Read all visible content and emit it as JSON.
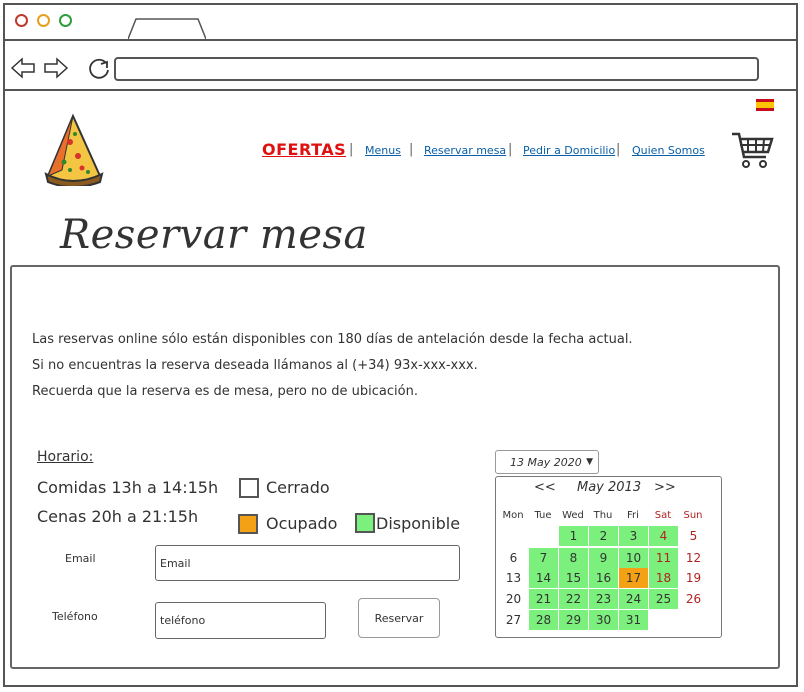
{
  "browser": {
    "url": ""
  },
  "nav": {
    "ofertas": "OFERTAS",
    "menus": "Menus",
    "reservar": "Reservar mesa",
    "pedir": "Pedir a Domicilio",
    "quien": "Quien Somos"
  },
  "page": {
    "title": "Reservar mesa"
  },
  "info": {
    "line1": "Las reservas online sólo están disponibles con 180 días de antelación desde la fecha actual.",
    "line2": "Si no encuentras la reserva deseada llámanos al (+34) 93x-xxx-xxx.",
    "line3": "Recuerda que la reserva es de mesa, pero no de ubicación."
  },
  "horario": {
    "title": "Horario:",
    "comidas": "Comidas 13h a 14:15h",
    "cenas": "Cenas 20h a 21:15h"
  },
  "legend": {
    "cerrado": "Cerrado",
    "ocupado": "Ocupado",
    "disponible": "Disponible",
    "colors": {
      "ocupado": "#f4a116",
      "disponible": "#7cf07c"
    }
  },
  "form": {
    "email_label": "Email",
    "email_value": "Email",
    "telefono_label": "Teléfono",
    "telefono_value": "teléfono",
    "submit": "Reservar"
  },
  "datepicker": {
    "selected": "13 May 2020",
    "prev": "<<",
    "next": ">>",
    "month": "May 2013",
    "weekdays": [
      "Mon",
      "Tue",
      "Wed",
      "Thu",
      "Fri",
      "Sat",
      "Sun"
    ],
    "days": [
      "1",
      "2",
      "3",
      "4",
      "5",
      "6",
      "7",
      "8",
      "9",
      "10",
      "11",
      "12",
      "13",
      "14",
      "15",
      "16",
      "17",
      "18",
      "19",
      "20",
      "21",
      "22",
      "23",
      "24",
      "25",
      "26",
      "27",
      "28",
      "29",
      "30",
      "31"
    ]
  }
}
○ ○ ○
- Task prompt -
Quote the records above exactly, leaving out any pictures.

- Solution -
Read all visible content and emit it as JSON.
{
  "browser": {
    "url": ""
  },
  "nav": {
    "ofertas": "OFERTAS",
    "menus": "Menus",
    "reservar": "Reservar mesa",
    "pedir": "Pedir a Domicilio",
    "quien": "Quien Somos"
  },
  "page": {
    "title": "Reservar mesa"
  },
  "info": {
    "line1": "Las reservas online sólo están disponibles con 180 días de antelación desde la fecha actual.",
    "line2": "Si no encuentras la reserva deseada llámanos al (+34) 93x-xxx-xxx.",
    "line3": "Recuerda que la reserva es de mesa, pero no de ubicación."
  },
  "horario": {
    "title": "Horario:",
    "comidas": "Comidas 13h a 14:15h",
    "cenas": "Cenas 20h a 21:15h"
  },
  "legend": {
    "cerrado": "Cerrado",
    "ocupado": "Ocupado",
    "disponible": "Disponible",
    "colors": {
      "ocupado": "#f4a116",
      "disponible": "#7cf07c"
    }
  },
  "form": {
    "email_label": "Email",
    "email_value": "Email",
    "telefono_label": "Teléfono",
    "telefono_value": "teléfono",
    "submit": "Reservar"
  },
  "datepicker": {
    "selected": "13 May 2020",
    "prev": "<<",
    "next": ">>",
    "month": "May 2013",
    "weekdays": [
      "Mon",
      "Tue",
      "Wed",
      "Thu",
      "Fri",
      "Sat",
      "Sun"
    ],
    "days": [
      "1",
      "2",
      "3",
      "4",
      "5",
      "6",
      "7",
      "8",
      "9",
      "10",
      "11",
      "12",
      "13",
      "14",
      "15",
      "16",
      "17",
      "18",
      "19",
      "20",
      "21",
      "22",
      "23",
      "24",
      "25",
      "26",
      "27",
      "28",
      "29",
      "30",
      "31"
    ]
  }
}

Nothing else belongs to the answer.